In Medieval thought, if the alphabet is closer to God’s speech, then it will become the alphabet of God. Hebrew, which is already regarded as God’s speech, is considered to be this alphabet. In the Qabalah, the cosmology of the Universe is based on the Hebrew alphabet, which has 22 letters. Therefore, The Tree of Life, which is expressed in the 22 paths of Hebrew letters, is climbing “Jacob’s Ladder” to God.
For me, the Tarot translates the sacred Hebrew alphabet of The Tree of Life into pictorial form. The underlying assumption of the Hero’s Journey is then that the person would progress through the Major Arcana until they reached The World, and became united with God. The Christian imagery of the Major Arcana highlights this path to salvation. It also reflects the goal of ascending The Tree of Life to God.
As a Roman Polytheist, I do not subscribe to the Hero’s Journey nor to a person ascending The Tree of Life to unite with God. To me, these are aspects of Judeo-Christian theology. It may seem subtle to the Tarot reader, but the progress to salvation is embedded in this divination system. As a Roman Polytheist, I see divination as a communication between humans and the Gods. They speak to us in auguries and signs. Divination, to me, is not a journey back to God or the source of Creation as presented in The Tree of Life.
Instead of connecting me to the Tarot, The Tree of Life reminds me of why I dislike the Tarot. I study the Tarot because many modern oracle systems have elements of it in them. The Tarot for me is Judeo-Christian theology in divination form. I regard the Western alphabet and the world as the ancient Greeks did. The alphabet as a whole corresponds to the cosmos, and with letters it can be recreated in this world.
De Looze, Laurence, “The Letter and the Cosmos: How the Alphabet Has Shaped the Western View of the World.” University of Toronto Press: Toronto. 2016.
Drury, Neville, “The Tarot Workbook.” Thunder Bay Press: San Diego. 2004
Markham, Iris, “The Tree of Life.” Kabbalah and Healing. Web. http://www.kabbalahandhealing.com/tree-of-life.html, <accessed 8 Dec. 2016>

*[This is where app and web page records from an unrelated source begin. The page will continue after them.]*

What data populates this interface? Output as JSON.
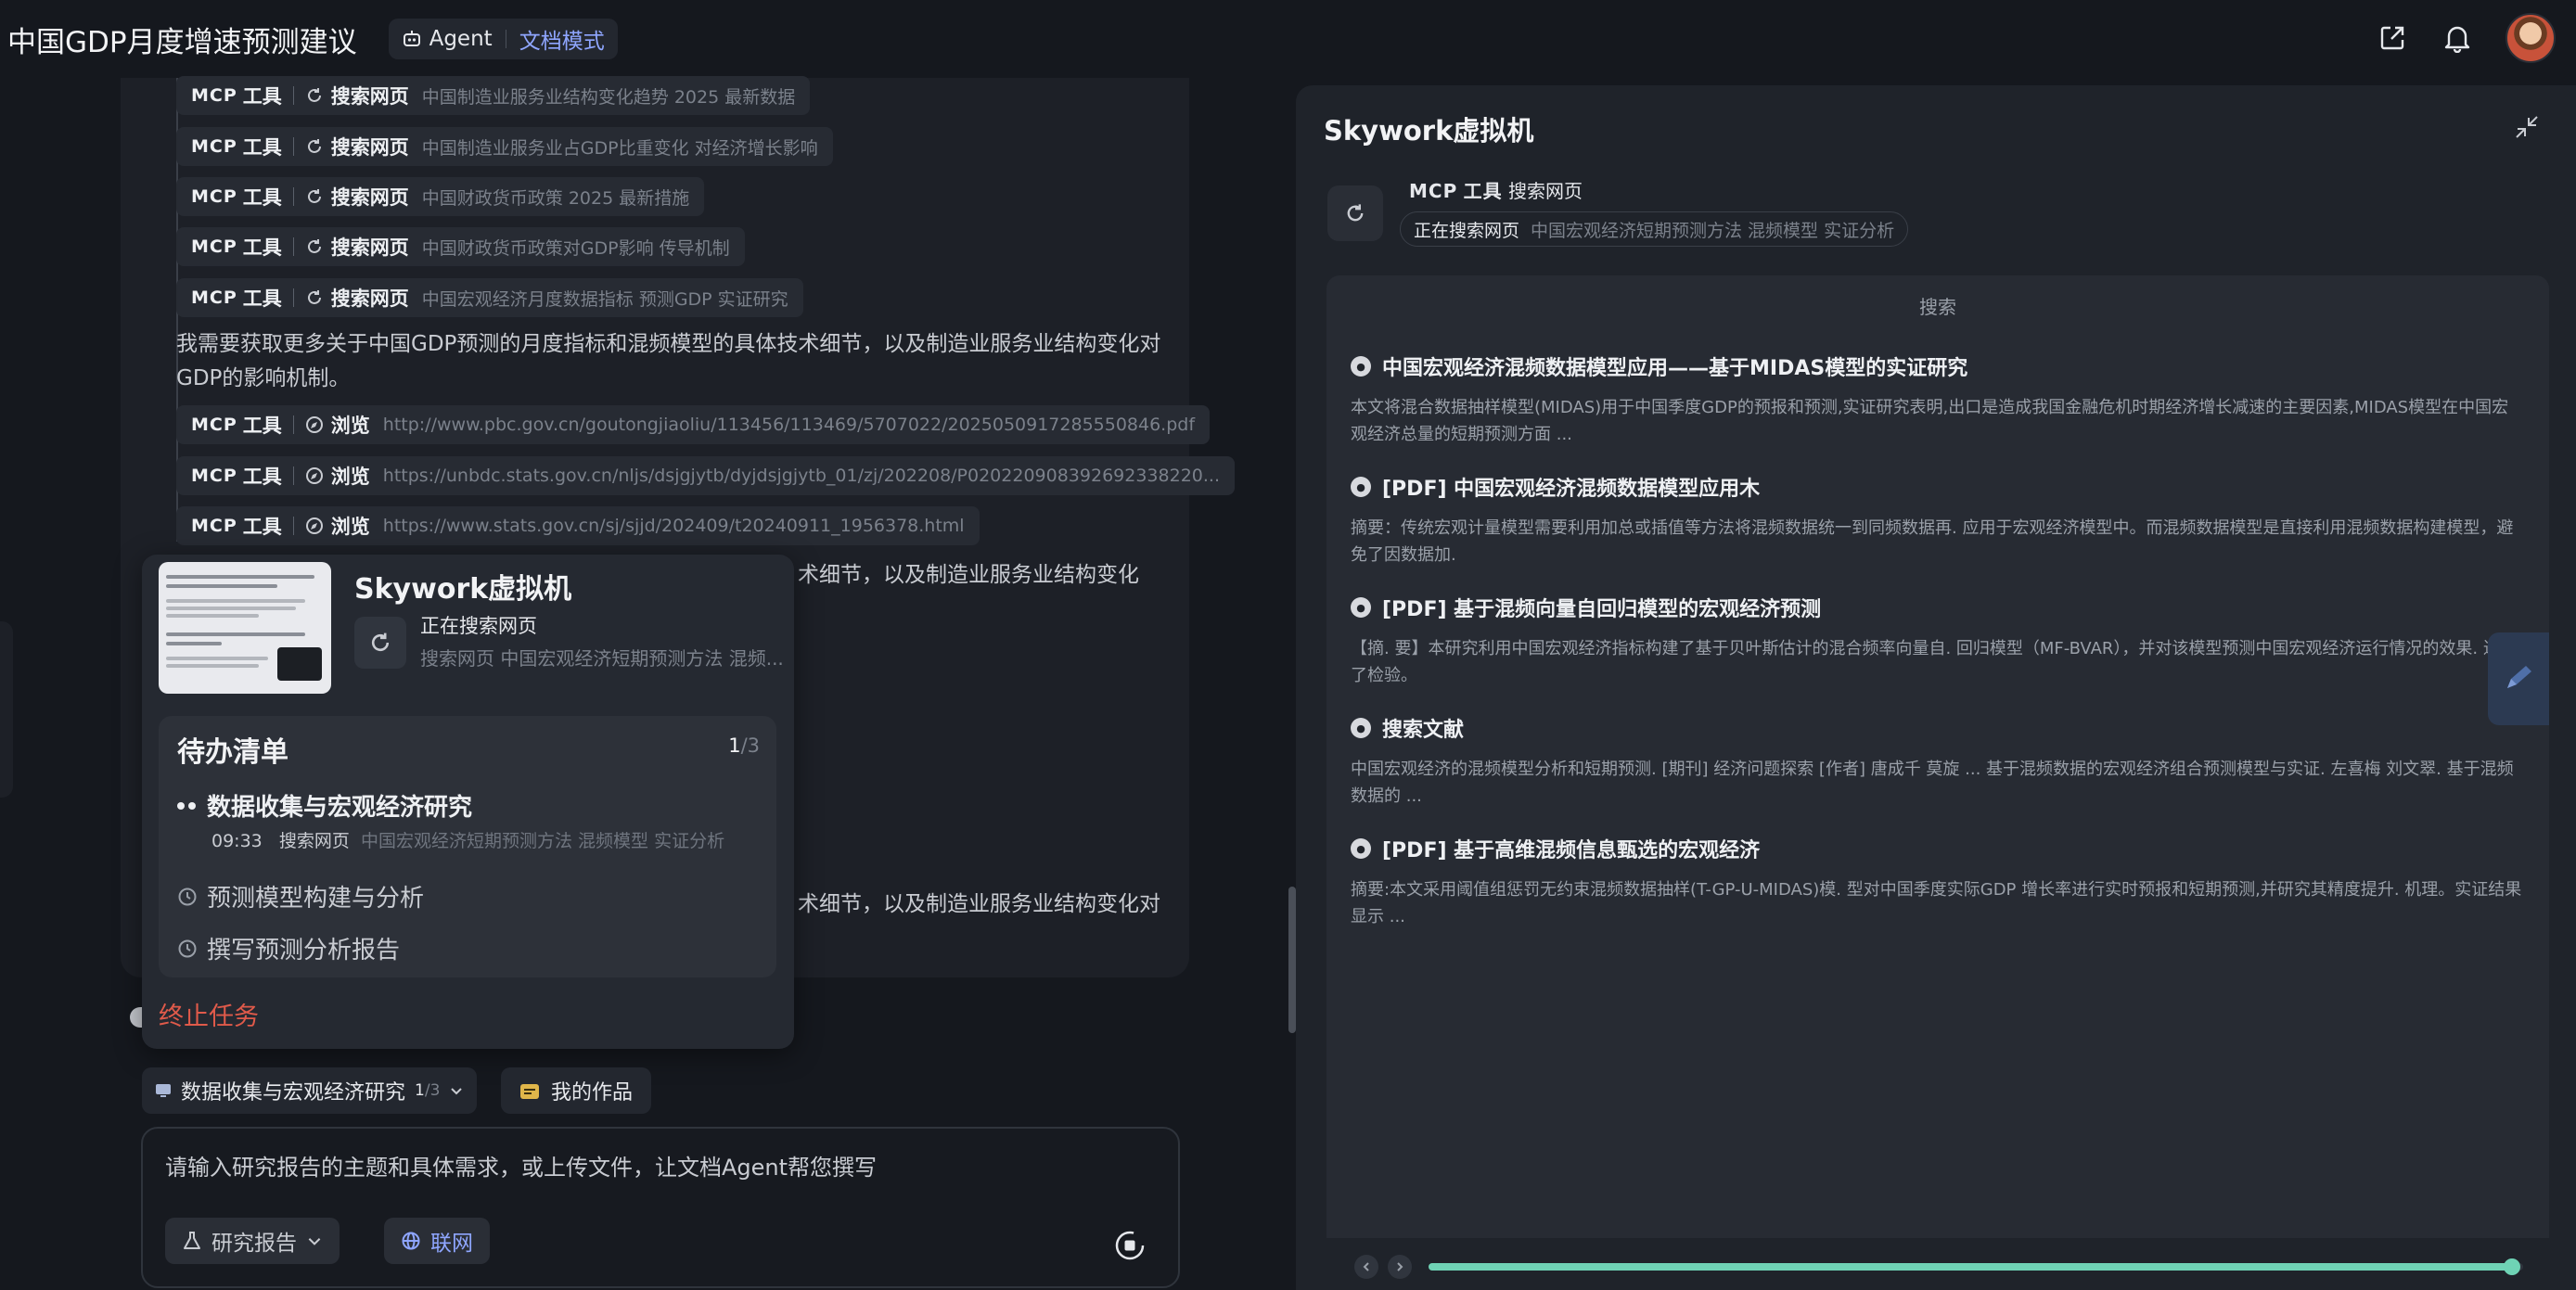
{
  "header": {
    "title": "中国GDP月度增速预测建议",
    "agent_label": "Agent",
    "mode_label": "文档模式",
    "icons": [
      "share-icon",
      "bell-icon"
    ],
    "accent": "#8fa6ff"
  },
  "chat": {
    "mcp_label": "MCP",
    "tool_label": "工具",
    "tool_calls": [
      {
        "action": "搜索网页",
        "query": "中国制造业服务业结构变化趋势 2025 最新数据",
        "icon": "refresh-icon"
      },
      {
        "action": "搜索网页",
        "query": "中国制造业服务业占GDP比重变化 对经济增长影响",
        "icon": "refresh-icon"
      },
      {
        "action": "搜索网页",
        "query": "中国财政货币政策 2025 最新措施",
        "icon": "refresh-icon"
      },
      {
        "action": "搜索网页",
        "query": "中国财政货币政策对GDP影响 传导机制",
        "icon": "refresh-icon"
      },
      {
        "action": "搜索网页",
        "query": "中国宏观经济月度数据指标 预测GDP 实证研究",
        "icon": "refresh-icon"
      },
      {
        "action": "浏览",
        "query": "http://www.pbc.gov.cn/goutongjiaoliu/113456/113469/5707022/2025050917285550846.pdf",
        "icon": "compass-icon"
      },
      {
        "action": "浏览",
        "query": "https://unbdc.stats.gov.cn/nljs/dsjgjytb/dyjdsjgjytb_01/zj/202208/P020220908392692338220...",
        "icon": "compass-icon"
      },
      {
        "action": "浏览",
        "query": "https://www.stats.gov.cn/sj/sjjd/202409/t20240911_1956378.html",
        "icon": "compass-icon"
      }
    ],
    "message": "我需要获取更多关于中国GDP预测的月度指标和混频模型的具体技术细节，以及制造业服务业结构变化对GDP的影响机制。",
    "fragment_1": "术细节，以及制造业服务业结构变化",
    "fragment_2": "术细节，以及制造业服务业结构变化对"
  },
  "popover": {
    "vm_title": "Skywork虚拟机",
    "vm_status": "正在搜索网页",
    "vm_query": "搜索网页 中国宏观经济短期预测方法 混频...",
    "todo_title": "待办清单",
    "todo_done": "1",
    "todo_total": "/3",
    "active_task": "数据收集与宏观经济研究",
    "active_time": "09:33",
    "active_action": "搜索网页",
    "active_query": "中国宏观经济短期预测方法 混频模型 实证分析",
    "pending_tasks": [
      "预测模型构建与分析",
      "撰写预测分析报告"
    ],
    "stop_label": "终止任务"
  },
  "composer": {
    "task_chip_label": "数据收集与宏观经济研究",
    "task_chip_done": "1",
    "task_chip_total": "/3",
    "works_label": "我的作品",
    "placeholder": "请输入研究报告的主题和具体需求，或上传文件，让文档Agent帮您撰写",
    "report_type": "研究报告",
    "web_label": "联网"
  },
  "vm": {
    "title": "Skywork虚拟机",
    "mcp_label": "MCP",
    "tool_label": "工具",
    "tool_action": "搜索网页",
    "status": "正在搜索网页",
    "query": "中国宏观经济短期预测方法 混频模型 实证分析",
    "browser_header": "搜索",
    "results": [
      {
        "title": "中国宏观经济混频数据模型应用——基于MIDAS模型的实证研究",
        "snippet": "本文将混合数据抽样模型(MIDAS)用于中国季度GDP的预报和预测,实证研究表明,出口是造成我国金融危机时期经济增长减速的主要因素,MIDAS模型在中国宏观经济总量的短期预测方面 ..."
      },
      {
        "title": "[PDF] 中国宏观经济混频数据模型应用木",
        "snippet": "摘要：传统宏观计量模型需要利用加总或插值等方法将混频数据统一到同频数据再. 应用于宏观经济模型中。而混频数据模型是直接利用混频数据构建模型，避免了因数据加."
      },
      {
        "title": "[PDF] 基于混频向量自回归模型的宏观经济预测",
        "snippet": "【摘. 要】本研究利用中国宏观经济指标构建了基于贝叶斯估计的混合频率向量自. 回归模型（MF-BVAR），并对该模型预测中国宏观经济运行情况的效果. 进行了检验。"
      },
      {
        "title": "搜索文献",
        "snippet": "中国宏观经济的混频模型分析和短期预测. [期刊] 经济问题探索 [作者] 唐成千 莫旋 ... 基于混频数据的宏观经济组合预测模型与实证. 左喜梅 刘文翠. 基于混频数据的 ..."
      },
      {
        "title": "[PDF] 基于高维混频信息甄选的宏观经济",
        "snippet": "摘要:本文采用阈值组惩罚无约束混频数据抽样(T-GP-U-MIDAS)模. 型对中国季度实际GDP 增长率进行实时预报和短期预测,并研究其精度提升. 机理。实证结果显示 ..."
      }
    ],
    "playback_progress": 0.99,
    "progress_color": "#6fd3b5"
  }
}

Zell-Ravenheart, Oberon, “Grimoire for the Apprentice Wizard.” New Page Books: Franklin Lakes (NJ). 2004.